TASK PROMPT:
Below are some records. Set each one down exactly as it reads.

--- PROVIDED DATA ---

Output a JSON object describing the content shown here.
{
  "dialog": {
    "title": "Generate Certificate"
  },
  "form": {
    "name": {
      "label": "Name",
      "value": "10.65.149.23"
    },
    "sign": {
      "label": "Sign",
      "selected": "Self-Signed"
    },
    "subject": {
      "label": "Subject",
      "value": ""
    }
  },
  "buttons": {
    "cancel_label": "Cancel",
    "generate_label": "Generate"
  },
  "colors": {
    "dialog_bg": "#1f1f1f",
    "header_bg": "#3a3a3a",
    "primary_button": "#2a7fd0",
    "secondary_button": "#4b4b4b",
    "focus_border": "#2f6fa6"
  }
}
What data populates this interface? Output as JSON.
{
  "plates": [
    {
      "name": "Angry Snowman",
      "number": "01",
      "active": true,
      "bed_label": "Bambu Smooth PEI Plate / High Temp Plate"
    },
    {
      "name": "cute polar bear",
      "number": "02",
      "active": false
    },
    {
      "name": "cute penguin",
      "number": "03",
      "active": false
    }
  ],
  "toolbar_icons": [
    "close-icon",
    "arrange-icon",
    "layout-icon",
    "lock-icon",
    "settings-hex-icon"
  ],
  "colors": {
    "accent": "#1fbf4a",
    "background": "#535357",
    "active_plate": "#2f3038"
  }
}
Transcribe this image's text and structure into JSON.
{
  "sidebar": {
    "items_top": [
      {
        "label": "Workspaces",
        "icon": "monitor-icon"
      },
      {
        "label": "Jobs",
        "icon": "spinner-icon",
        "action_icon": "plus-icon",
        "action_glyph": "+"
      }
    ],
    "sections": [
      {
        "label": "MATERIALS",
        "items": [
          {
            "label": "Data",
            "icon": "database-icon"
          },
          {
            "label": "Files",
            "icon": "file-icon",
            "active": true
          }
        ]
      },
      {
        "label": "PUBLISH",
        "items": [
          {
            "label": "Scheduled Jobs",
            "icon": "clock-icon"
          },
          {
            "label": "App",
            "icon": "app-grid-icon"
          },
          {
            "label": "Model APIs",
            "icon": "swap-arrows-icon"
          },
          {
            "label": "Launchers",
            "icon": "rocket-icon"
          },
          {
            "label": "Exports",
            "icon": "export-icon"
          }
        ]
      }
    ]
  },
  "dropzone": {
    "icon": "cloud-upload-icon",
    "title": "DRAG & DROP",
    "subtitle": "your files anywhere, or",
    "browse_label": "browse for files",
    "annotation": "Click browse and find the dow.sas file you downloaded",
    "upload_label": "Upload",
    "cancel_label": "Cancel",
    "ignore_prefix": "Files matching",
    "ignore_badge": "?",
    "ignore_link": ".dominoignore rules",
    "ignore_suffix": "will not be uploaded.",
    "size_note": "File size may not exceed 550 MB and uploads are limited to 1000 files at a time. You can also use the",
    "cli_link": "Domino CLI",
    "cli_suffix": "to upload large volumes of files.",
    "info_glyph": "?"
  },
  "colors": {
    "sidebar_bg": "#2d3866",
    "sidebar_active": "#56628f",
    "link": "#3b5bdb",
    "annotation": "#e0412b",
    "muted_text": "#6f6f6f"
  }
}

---

SOLUTION TO THIS TASK:
Output a JSON object describing the content shown here.
{
  "dialog": {
    "title": "Generate Certificate"
  },
  "form": {
    "name": {
      "label": "Name",
      "value": "10.65.149.23"
    },
    "sign": {
      "label": "Sign",
      "selected": "Self-Signed"
    },
    "subject": {
      "label": "Subject",
      "value": ""
    }
  },
  "buttons": {
    "cancel_label": "Cancel",
    "generate_label": "Generate"
  },
  "colors": {
    "dialog_bg": "#1f1f1f",
    "header_bg": "#3a3a3a",
    "primary_button": "#2a7fd0",
    "secondary_button": "#4b4b4b",
    "focus_border": "#2f6fa6"
  }
}
What data populates this interface? Output as JSON.
{
  "plates": [
    {
      "name": "Angry Snowman",
      "number": "01",
      "active": true,
      "bed_label": "Bambu Smooth PEI Plate / High Temp Plate"
    },
    {
      "name": "cute polar bear",
      "number": "02",
      "active": false
    },
    {
      "name": "cute penguin",
      "number": "03",
      "active": false
    }
  ],
  "toolbar_icons": [
    "close-icon",
    "arrange-icon",
    "layout-icon",
    "lock-icon",
    "settings-hex-icon"
  ],
  "colors": {
    "accent": "#1fbf4a",
    "background": "#535357",
    "active_plate": "#2f3038"
  }
}
Transcribe this image's text and structure into JSON.
{
  "sidebar": {
    "items_top": [
      {
        "label": "Workspaces",
        "icon": "monitor-icon"
      },
      {
        "label": "Jobs",
        "icon": "spinner-icon",
        "action_icon": "plus-icon",
        "action_glyph": "+"
      }
    ],
    "sections": [
      {
        "label": "MATERIALS",
        "items": [
          {
            "label": "Data",
            "icon": "database-icon"
          },
          {
            "label": "Files",
            "icon": "file-icon",
            "active": true
          }
        ]
      },
      {
        "label": "PUBLISH",
        "items": [
          {
            "label": "Scheduled Jobs",
            "icon": "clock-icon"
          },
          {
            "label": "App",
            "icon": "app-grid-icon"
          },
          {
            "label": "Model APIs",
            "icon": "swap-arrows-icon"
          },
          {
            "label": "Launchers",
            "icon": "rocket-icon"
          },
          {
            "label": "Exports",
            "icon": "export-icon"
          }
        ]
      }
    ]
  },
  "dropzone": {
    "icon": "cloud-upload-icon",
    "title": "DRAG & DROP",
    "subtitle": "your files anywhere, or",
    "browse_label": "browse for files",
    "annotation": "Click browse and find the dow.sas file you downloaded",
    "upload_label": "Upload",
    "cancel_label": "Cancel",
    "ignore_prefix": "Files matching",
    "ignore_badge": "?",
    "ignore_link": ".dominoignore rules",
    "ignore_suffix": "will not be uploaded.",
    "size_note": "File size may not exceed 550 MB and uploads are limited to 1000 files at a time. You can also use the",
    "cli_link": "Domino CLI",
    "cli_suffix": "to upload large volumes of files.",
    "info_glyph": "?"
  },
  "colors": {
    "sidebar_bg": "#2d3866",
    "sidebar_active": "#56628f",
    "link": "#3b5bdb",
    "annotation": "#e0412b",
    "muted_text": "#6f6f6f"
  }
}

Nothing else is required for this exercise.